Julian Spalding serves on AARP Oregon’s Diversity Advisory Council, sits on the board of Ashland at Home and is co-founder of Rogue Valley LGBT Elders. He is an Asante Hospice volunteer and an enrolled member of the Osage tribe of Oklahoma. Julian was instrumental in starting and facilitating Resonating Core Groups in Albuquerque during the late 80’s in collaboration with Barbara Marx Hubbard’s Global Family, a San Francisco-based organization. He published ABQarts, a magazine of the arts in Albuquerque from 1997 to 2009 when he sold it to retire to Ashland, the town of his birth, with his husband Terry Brown. Julian publishes poetry at http://julianspalding.wordpress.com.
Pat Fitzsimmons is currently the volunteer "on-call" chaplain for Asante Ashland Community Hospice and has served with the organization for the last seven years. He is ordained as an interfaith minister and spent 18 years living, working and teaching in intentional spiritual communities. Pat has continued his education here in Oregon completing four modules of the Richard Groves, Anam Cara training. Pat says: “I see myself as an anam cara, a soul friend and companion. I am ineffably drawn to abiding in the mystery of the moment with those in the dying process (and aren't we all)."

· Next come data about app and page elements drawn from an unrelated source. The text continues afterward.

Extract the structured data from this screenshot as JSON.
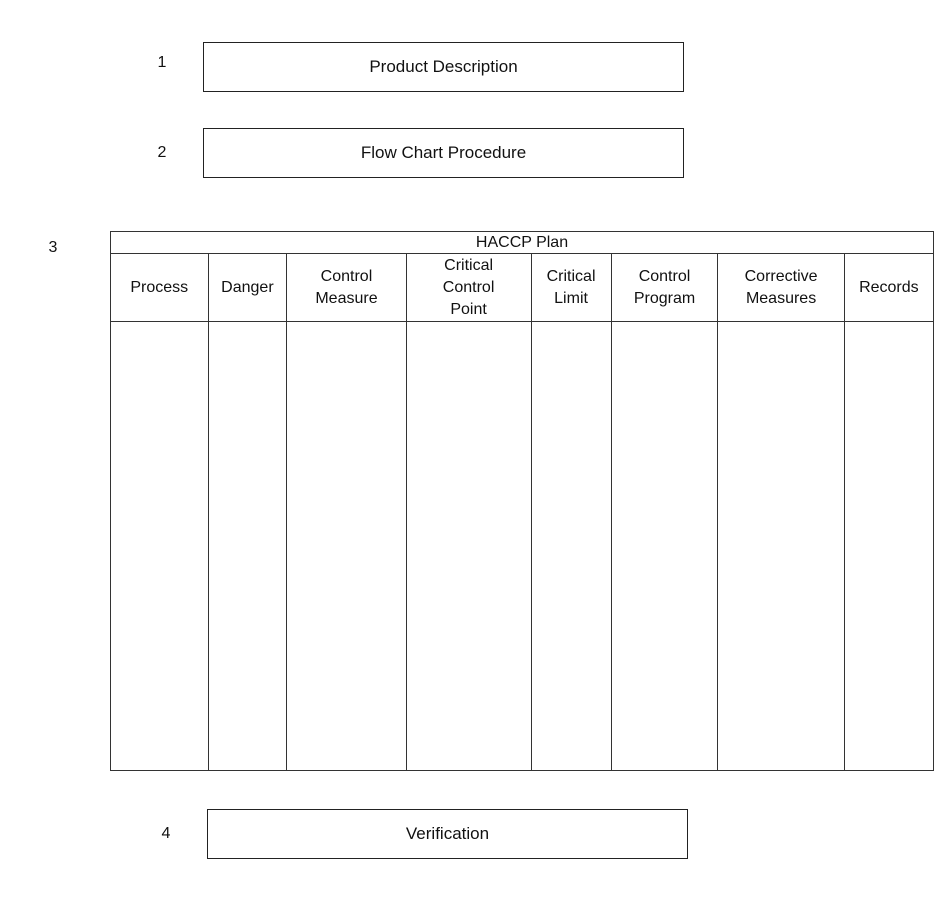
{
  "steps": [
    {
      "number": "1",
      "label": "Product Description"
    },
    {
      "number": "2",
      "label": "Flow Chart Procedure"
    },
    {
      "number": "3"
    },
    {
      "number": "4",
      "label": "Verification"
    }
  ],
  "haccp_table": {
    "title": "HACCP Plan",
    "columns": [
      "Process",
      "Danger",
      "Control Measure",
      "Critical Control Point",
      "Critical Limit",
      "Control Program",
      "Corrective Measures",
      "Records"
    ]
  }
}
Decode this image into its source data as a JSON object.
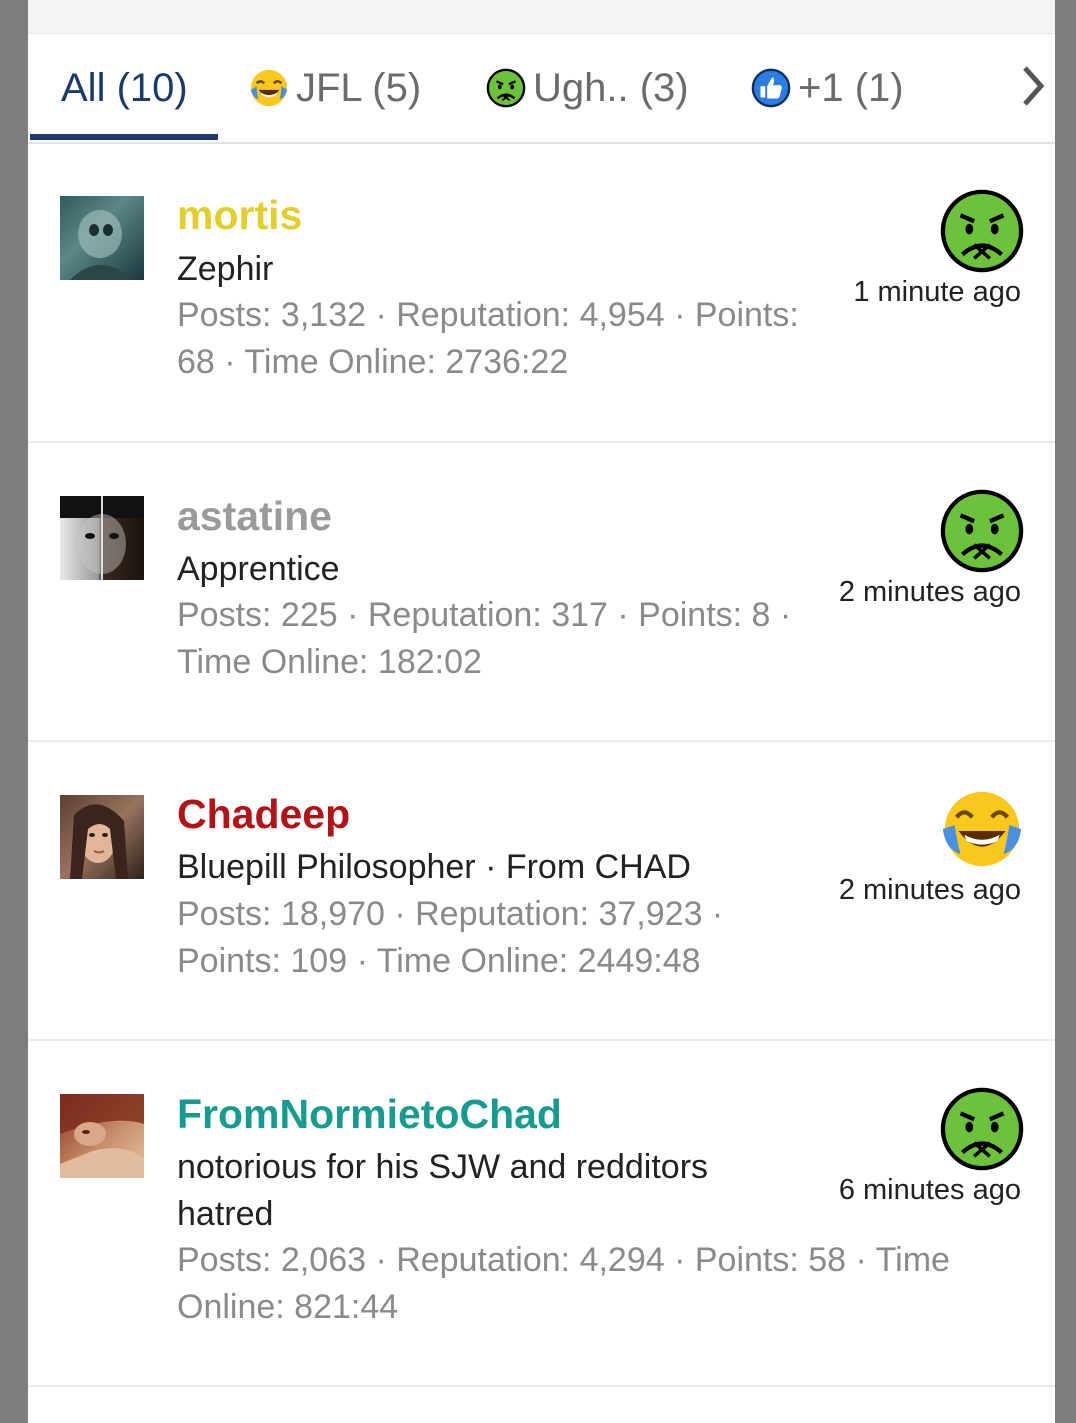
{
  "tabs": [
    {
      "label": "All (10)",
      "icon": "none",
      "active": true
    },
    {
      "label": "JFL (5)",
      "icon": "crying-laughing-emoji-icon",
      "active": false
    },
    {
      "label": "Ugh.. (3)",
      "icon": "sick-face-emoji-icon",
      "active": false
    },
    {
      "label": "+1 (1)",
      "icon": "thumbs-up-icon",
      "active": false
    }
  ],
  "tabs_next_icon": "chevron-right-icon",
  "accent_color": "#1c3a6e",
  "reactions": [
    {
      "username": "mortis",
      "username_color": "#e3cf2b",
      "title": "Zephir",
      "stats": "Posts: 3,132 · Reputation: 4,954 · Points: 68 · Time Online: 2736:22",
      "reaction": "sick-face-emoji-icon",
      "time_ago": "1 minute ago"
    },
    {
      "username": "astatine",
      "username_color": "#9a9a9a",
      "title": "Apprentice",
      "stats": "Posts: 225 · Reputation: 317 · Points: 8 · Time Online: 182:02",
      "reaction": "sick-face-emoji-icon",
      "time_ago": "2 minutes ago"
    },
    {
      "username": "Chadeep",
      "username_color": "#b31217",
      "title": "Bluepill Philosopher · From CHAD",
      "stats": "Posts: 18,970 · Reputation: 37,923 · Points: 109 · Time Online: 2449:48",
      "reaction": "crying-laughing-emoji-icon",
      "time_ago": "2 minutes ago"
    },
    {
      "username": "FromNormietoChad",
      "username_color": "#189b8f",
      "title": "notorious for his SJW and redditors hatred",
      "stats": "Posts: 2,063 · Reputation: 4,294 · Points: 58 · Time Online: 821:44",
      "reaction": "sick-face-emoji-icon",
      "time_ago": "6 minutes ago"
    }
  ]
}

Jennifer Mathews is a writer, consultant and laughter yogini with a passion for uplifting the human spirit. After her life-partner died in 2011, she began sharing her experiences of death, grief, joy and optimism to support others on their journeys (JenniferMathews.com). Jennifer works with the community outreach and training team for the award-winning film Death Makes Life Possible. She's been facilitating conversations about death and the afterlife in various communities around the country. Her home base is Mount Shasta, CA.
Michael Cecil was born 1935, a Canadian from British Columbia. Moved to Ashland 1998. Executive with a global non-profit organization for many years, now retired. Has counseled many people during final life stages. Personal near-death experience brought many valuable insights. Staff with School of Lost Borders sessions on the Practice of Living and Dying. Has facilitated many work-shops, including a series on Elderpresence. Energy Healing practitioner for many years.
Judy Dolmatch is a licensed clinical social worker, practicing in Ashland since 1988, with a specialty in life passages and trauma recovery. She teaches and performs Playback Theatre, improvisational theatre based on audience stories. She facilitates Zegg Forum, a group process that values authenticity and aliveness. With the death of her mother last year, she immersed herself in a process of exploring end of life issues, loss and grief through literature, media and ritual. Judy attended her first Death Cafe this year. It was so meaningful that she was motivated to become a facilitator for the Ashland Death Cafe.
Judith Milburn is a psycho-spiritual psychologist, sharing this exploration, making friends with death—death of our loved ones and ourselves. She says, “Death has presented itself to me viewing my great grandmother lying in her casket in her darkened living room, hearing my grandfather before he died say he was hearing the angels sing, brushing my Mother’s hair moments after she had died, sitting by my brother as he released his last breath. Learning of Conscious dying, I prepare myself for that once in a lifetime experience—releasing my last breath, being with myself and Source, taken over into The Great Mystery.”